Leant back in his chair, as his lengthy, considered answers are being interpreted into English for me to understand, Marco Bellocchio opens up a book written all about him, and skims through the pages. It’s a retrospective brochure that is looking back across his career, and he flicks through nonchalantly. This is exactly what we had hoped for from this venerable filmmaker.
Does he ever pause and look back, we ask. “It happens during interviews, or during retrospectives, that gives me the chance of looking back,” Bellocchio says. “I’m very critical towards myself when I look back at my work, the things I notice the most are what I define as being mistakes, things I would do differently on another day. But on the other hand I don’t really dwell that much on that, and if I want to talk about this one in particular then yes this is a film about the mafia and maybe there will never be another film about the mafia that I do, because I really like to explore different themes and different stories.”
It’s unlikely he’ll look back on The Traitor – his latest production – with anything but fondness, such is the richness to this tale, which we saw during the London Film Festival. Telling the remarkable true story of Tommaso Buscetta (Pierfrancesco Favino), who famously risked everything to become an informant on the Sicilian mafia in the 1980s. In spite of the film’s title, it takes a vitally impartial look into proceedings, but we wanted to know whether Buscetta was considered a traitor or a hero within the Italian media.
“Well, neither really,” said Bellocchio. “Because the Italian media was quite aware of his criminal past, and we’re not talking about light crimes, but drug trafficking, and a really violent past. But by the same token they had some sympathy for the killings that surrounded his family. About ten people in his close family were killed by the mafia, what the character of Buscetta had was, because it was seen as being part of Falcone’s entourage, he was perceived as a total hero, then because he was collaborating with Falcone maybe a certain feeling of sympathy percolated through.”
“But first and foremost, the character was seen as a key figure in the overall fight against the mafia and the very first chance that they were going after the overall structure and not individual crimes. From the North of Italy, obviously people were happy he was collaborating and the concept of being a traitor was not just adopted by the mafiosi but by the population at large in Sicily, because you just do not collaborate with the State, to the point that during my recent research into the subject, it emerged that being a ‘Buscetta’, being accused of being a ‘Buscetta’, became an insult in Sicily at the time. You’d be doing a ‘Buscetta’ if you told on anyone. You do not speak about, you do not collaborate, not even on violent crimes, they still have to be sorted out internally, never externally.”
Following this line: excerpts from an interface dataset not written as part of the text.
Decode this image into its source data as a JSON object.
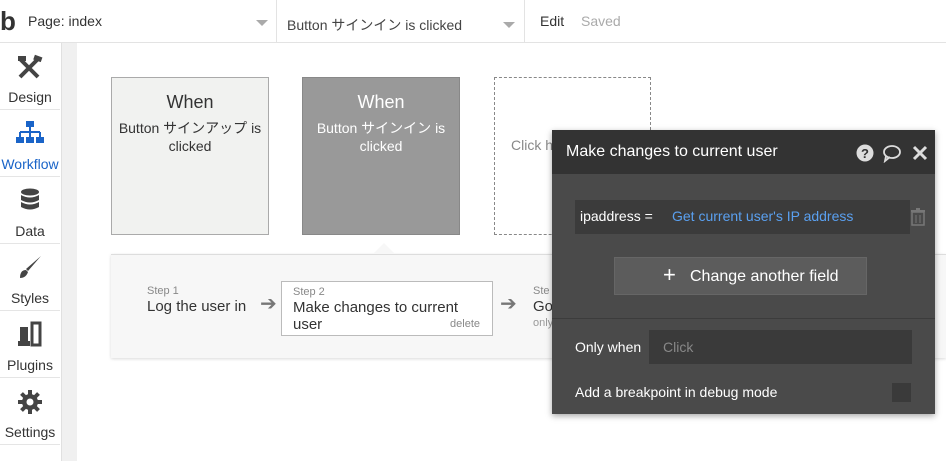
{
  "topbar": {
    "page_label": "Page: index",
    "workflow_label": "Button サインイン is clicked",
    "edit_label": "Edit",
    "saved_label": "Saved"
  },
  "sidebar": {
    "items": [
      {
        "label": "Design",
        "icon": "design-icon"
      },
      {
        "label": "Workflow",
        "icon": "workflow-icon"
      },
      {
        "label": "Data",
        "icon": "database-icon"
      },
      {
        "label": "Styles",
        "icon": "brush-icon"
      },
      {
        "label": "Plugins",
        "icon": "plugin-icon"
      },
      {
        "label": "Settings",
        "icon": "gear-icon"
      }
    ]
  },
  "events": [
    {
      "heading": "When",
      "text": "Button サインアップ is clicked"
    },
    {
      "heading": "When",
      "text": "Button サインイン is clicked"
    },
    {
      "text": "Click h"
    }
  ],
  "steps": [
    {
      "num": "Step 1",
      "label": "Log the user in"
    },
    {
      "num": "Step 2",
      "label": "Make changes to current user",
      "delete": "delete"
    },
    {
      "num": "Ste",
      "label": "Go",
      "only": "only"
    }
  ],
  "panel": {
    "title": "Make changes to current user",
    "field_key": "ipaddress =",
    "field_value": "Get current user's IP address",
    "change_button": "Change another field",
    "only_when_label": "Only when",
    "only_when_placeholder": "Click",
    "breakpoint_label": "Add a breakpoint in debug mode"
  },
  "colors": {
    "accent": "#1a64c8",
    "link": "#5aa0f0",
    "panel_bg": "#4a4a4a"
  }
}
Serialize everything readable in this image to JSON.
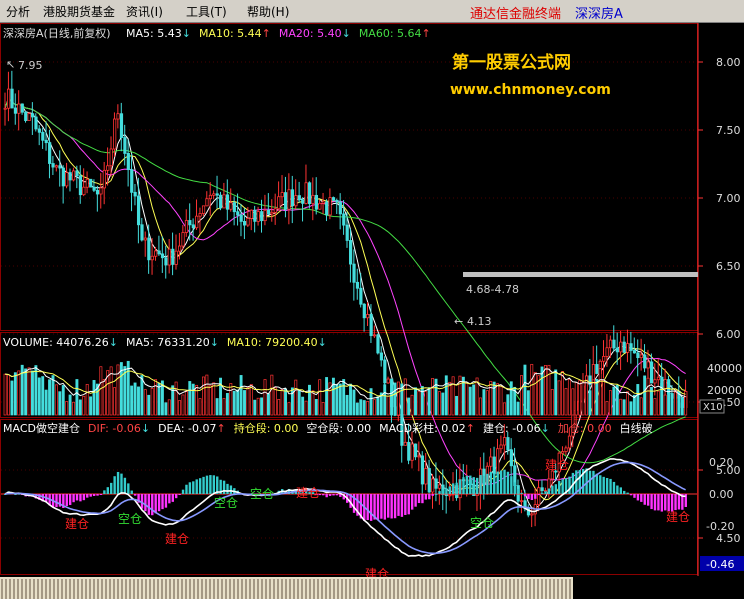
{
  "menu": {
    "items": [
      "分析",
      "港股期货基金",
      "资讯(I)",
      "工具(T)",
      "帮助(H)"
    ],
    "app_title": "通达信金融终端",
    "stock_title": "深深房A"
  },
  "price_panel": {
    "stock_label": "深深房A(日线,前复权)",
    "legend": [
      {
        "label": "MA5: 5.43",
        "arrow": "↓",
        "color": "#ffffff"
      },
      {
        "label": "MA10: 5.44",
        "arrow": "↑",
        "color": "#ffff55"
      },
      {
        "label": "MA20: 5.40",
        "arrow": "↓",
        "color": "#ff44ff"
      },
      {
        "label": "MA60: 5.64",
        "arrow": "↑",
        "color": "#44dd44"
      }
    ],
    "y_ticks": [
      "8.00",
      "7.50",
      "7.00",
      "6.50",
      "6.00",
      "5.50",
      "5.00",
      "4.50"
    ],
    "y_values": [
      8.0,
      7.5,
      7.0,
      6.5,
      6.0,
      5.5,
      5.0,
      4.5
    ],
    "annotations": {
      "high": "7.95",
      "low": "4.13",
      "range": "4.68-4.78"
    },
    "watermark_title": "第一股票公式网",
    "watermark_url": "www.chnmoney.com"
  },
  "volume_panel": {
    "legend": [
      {
        "label": "VOLUME: 44076.26",
        "arrow": "↓",
        "color": "#ffffff"
      },
      {
        "label": "MA5: 76331.20",
        "arrow": "↓",
        "color": "#ffffff"
      },
      {
        "label": "MA10: 79200.40",
        "arrow": "↓",
        "color": "#ffff55"
      }
    ],
    "y_ticks": [
      "40000",
      "20000"
    ],
    "multiplier": "X10"
  },
  "macd_panel": {
    "legend": [
      {
        "label": "MACD做空建仓",
        "arrow": "",
        "color": "#ffffff"
      },
      {
        "label": "DIF: -0.06",
        "arrow": "↓",
        "color": "#ff4444"
      },
      {
        "label": "DEA: -0.07",
        "arrow": "↑",
        "color": "#ffffff"
      },
      {
        "label": "持仓段: 0.00",
        "arrow": "",
        "color": "#ffff55"
      },
      {
        "label": "空仓段: 0.00",
        "arrow": "",
        "color": "#ffffff"
      },
      {
        "label": "MACD彩柱: 0.02",
        "arrow": "↑",
        "color": "#ffffff"
      },
      {
        "label": "建仓: -0.06",
        "arrow": "↓",
        "color": "#ffffff"
      },
      {
        "label": "加仓: 0.00",
        "arrow": "",
        "color": "#ff4444"
      },
      {
        "label": "白线破",
        "arrow": "",
        "color": "#ffffff"
      }
    ],
    "y_ticks": [
      "0.20",
      "0.00",
      "-0.20"
    ],
    "current": "-0.46",
    "signals": [
      {
        "text": "建仓",
        "color": "#ff2222"
      },
      {
        "text": "空仓",
        "color": "#33dd33"
      },
      {
        "text": "建仓",
        "color": "#ff2222"
      },
      {
        "text": "空仓",
        "color": "#33dd33"
      },
      {
        "text": "空仓",
        "color": "#33dd33"
      },
      {
        "text": "建仓",
        "color": "#ff2222"
      },
      {
        "text": "建仓",
        "color": "#ff2222"
      },
      {
        "text": "空仓",
        "color": "#33dd33"
      },
      {
        "text": "建仓",
        "color": "#ff2222"
      },
      {
        "text": "建仓",
        "color": "#ff2222"
      }
    ]
  },
  "colors": {
    "up": "#ff3333",
    "down": "#44dddd",
    "grid": "#8b0000",
    "axis": "#ff3333"
  }
}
Well if being called a ‘Buscetta’ is an insult, we’d bet that calling someone a ‘Bellocchio” would be considered something of a compliment, such is the work this almost-80-year-old filmmaker has put out across his illustrious career. And yet it’s only the second time he’s worked in Sicily. Naturally, we wanted to know what his favourite local dish was.
“The food is splendid but not one dish comes to mind that I would prefer to others,” he smiled. “There are lots of ugly things in Sicily, and nearly all man made, because obviously the nature is fantastic. But the one thing that really springs to mind is the language, it’s not usual Italian dialect, it’s a seperate language itself, and most of the actors were either Sicilians or had roots in Sicily so they were able to bring that level of truth. When I heard them talking to each other, sometimes you really do not get what they are saying, but it was fascinating to listen to this completely different language,” he finished.